» Problem requirements: State how many lines in the records hold the word "JSON", giving the number and no other text.

[Records from a data collection]
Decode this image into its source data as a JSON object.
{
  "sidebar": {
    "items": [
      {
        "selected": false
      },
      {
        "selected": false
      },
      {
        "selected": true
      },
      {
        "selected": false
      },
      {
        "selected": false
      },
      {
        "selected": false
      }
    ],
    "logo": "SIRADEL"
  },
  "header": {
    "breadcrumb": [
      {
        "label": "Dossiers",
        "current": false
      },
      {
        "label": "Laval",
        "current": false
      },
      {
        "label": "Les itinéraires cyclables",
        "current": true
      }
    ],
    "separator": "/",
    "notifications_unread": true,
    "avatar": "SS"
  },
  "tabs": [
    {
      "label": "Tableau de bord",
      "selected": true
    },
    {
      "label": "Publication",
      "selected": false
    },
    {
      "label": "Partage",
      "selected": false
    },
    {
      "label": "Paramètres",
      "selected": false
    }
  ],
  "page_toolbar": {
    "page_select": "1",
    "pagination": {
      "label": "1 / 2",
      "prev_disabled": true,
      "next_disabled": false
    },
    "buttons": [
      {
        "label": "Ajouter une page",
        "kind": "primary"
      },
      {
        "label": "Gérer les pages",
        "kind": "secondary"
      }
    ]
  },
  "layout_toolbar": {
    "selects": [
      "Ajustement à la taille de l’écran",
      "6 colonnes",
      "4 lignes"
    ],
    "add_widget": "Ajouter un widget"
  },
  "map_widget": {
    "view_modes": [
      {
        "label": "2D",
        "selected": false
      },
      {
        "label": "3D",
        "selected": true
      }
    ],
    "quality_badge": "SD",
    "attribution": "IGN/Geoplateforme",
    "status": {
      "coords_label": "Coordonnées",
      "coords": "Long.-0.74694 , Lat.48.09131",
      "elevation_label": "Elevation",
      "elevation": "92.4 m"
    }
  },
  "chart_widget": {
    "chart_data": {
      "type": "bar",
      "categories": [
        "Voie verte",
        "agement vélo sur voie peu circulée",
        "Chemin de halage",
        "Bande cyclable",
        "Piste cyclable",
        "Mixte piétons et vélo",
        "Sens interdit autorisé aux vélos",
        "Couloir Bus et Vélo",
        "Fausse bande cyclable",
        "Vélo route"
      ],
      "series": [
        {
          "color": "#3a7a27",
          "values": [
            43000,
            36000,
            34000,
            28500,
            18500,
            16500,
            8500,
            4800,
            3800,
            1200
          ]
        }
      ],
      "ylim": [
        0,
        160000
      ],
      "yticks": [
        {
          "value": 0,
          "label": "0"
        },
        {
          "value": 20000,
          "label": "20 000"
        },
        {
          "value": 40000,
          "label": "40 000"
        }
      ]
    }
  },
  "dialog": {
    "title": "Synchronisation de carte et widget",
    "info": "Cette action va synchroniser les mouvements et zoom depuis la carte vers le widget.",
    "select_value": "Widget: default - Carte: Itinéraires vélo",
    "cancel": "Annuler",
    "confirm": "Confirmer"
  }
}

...

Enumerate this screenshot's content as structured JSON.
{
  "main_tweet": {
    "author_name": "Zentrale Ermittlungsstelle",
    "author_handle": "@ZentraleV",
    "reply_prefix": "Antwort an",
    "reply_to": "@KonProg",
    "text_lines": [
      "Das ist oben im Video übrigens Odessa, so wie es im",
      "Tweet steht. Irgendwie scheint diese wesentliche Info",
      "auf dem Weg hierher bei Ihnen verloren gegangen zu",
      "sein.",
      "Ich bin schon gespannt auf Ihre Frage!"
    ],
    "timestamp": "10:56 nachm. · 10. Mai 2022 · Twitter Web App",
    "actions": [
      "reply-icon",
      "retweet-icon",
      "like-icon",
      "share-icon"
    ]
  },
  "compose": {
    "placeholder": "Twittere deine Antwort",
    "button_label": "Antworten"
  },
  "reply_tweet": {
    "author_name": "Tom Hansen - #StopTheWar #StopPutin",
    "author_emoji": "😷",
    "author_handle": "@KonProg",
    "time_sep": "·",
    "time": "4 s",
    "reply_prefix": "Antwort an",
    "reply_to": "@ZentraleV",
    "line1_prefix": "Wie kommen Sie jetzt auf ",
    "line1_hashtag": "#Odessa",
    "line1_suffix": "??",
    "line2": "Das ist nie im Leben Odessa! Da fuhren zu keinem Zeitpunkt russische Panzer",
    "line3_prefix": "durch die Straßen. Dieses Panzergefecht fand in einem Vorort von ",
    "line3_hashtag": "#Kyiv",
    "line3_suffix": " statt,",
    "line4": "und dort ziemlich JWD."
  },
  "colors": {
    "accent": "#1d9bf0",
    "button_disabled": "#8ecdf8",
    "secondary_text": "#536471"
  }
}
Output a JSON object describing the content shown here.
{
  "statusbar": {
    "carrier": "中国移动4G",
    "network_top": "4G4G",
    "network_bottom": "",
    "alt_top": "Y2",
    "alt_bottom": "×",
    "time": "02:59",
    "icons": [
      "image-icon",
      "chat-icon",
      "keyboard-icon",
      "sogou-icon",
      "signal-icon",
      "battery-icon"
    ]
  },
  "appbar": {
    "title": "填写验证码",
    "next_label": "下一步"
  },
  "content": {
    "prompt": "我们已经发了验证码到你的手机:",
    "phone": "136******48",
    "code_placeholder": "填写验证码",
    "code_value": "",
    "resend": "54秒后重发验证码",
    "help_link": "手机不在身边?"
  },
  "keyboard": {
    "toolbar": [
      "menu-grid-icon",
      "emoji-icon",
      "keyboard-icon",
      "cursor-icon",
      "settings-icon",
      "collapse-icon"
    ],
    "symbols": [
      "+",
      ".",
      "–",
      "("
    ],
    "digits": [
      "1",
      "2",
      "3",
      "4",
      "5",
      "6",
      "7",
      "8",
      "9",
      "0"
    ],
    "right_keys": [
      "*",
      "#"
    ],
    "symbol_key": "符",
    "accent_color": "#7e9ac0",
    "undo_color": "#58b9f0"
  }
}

» Answer to the exercise: 3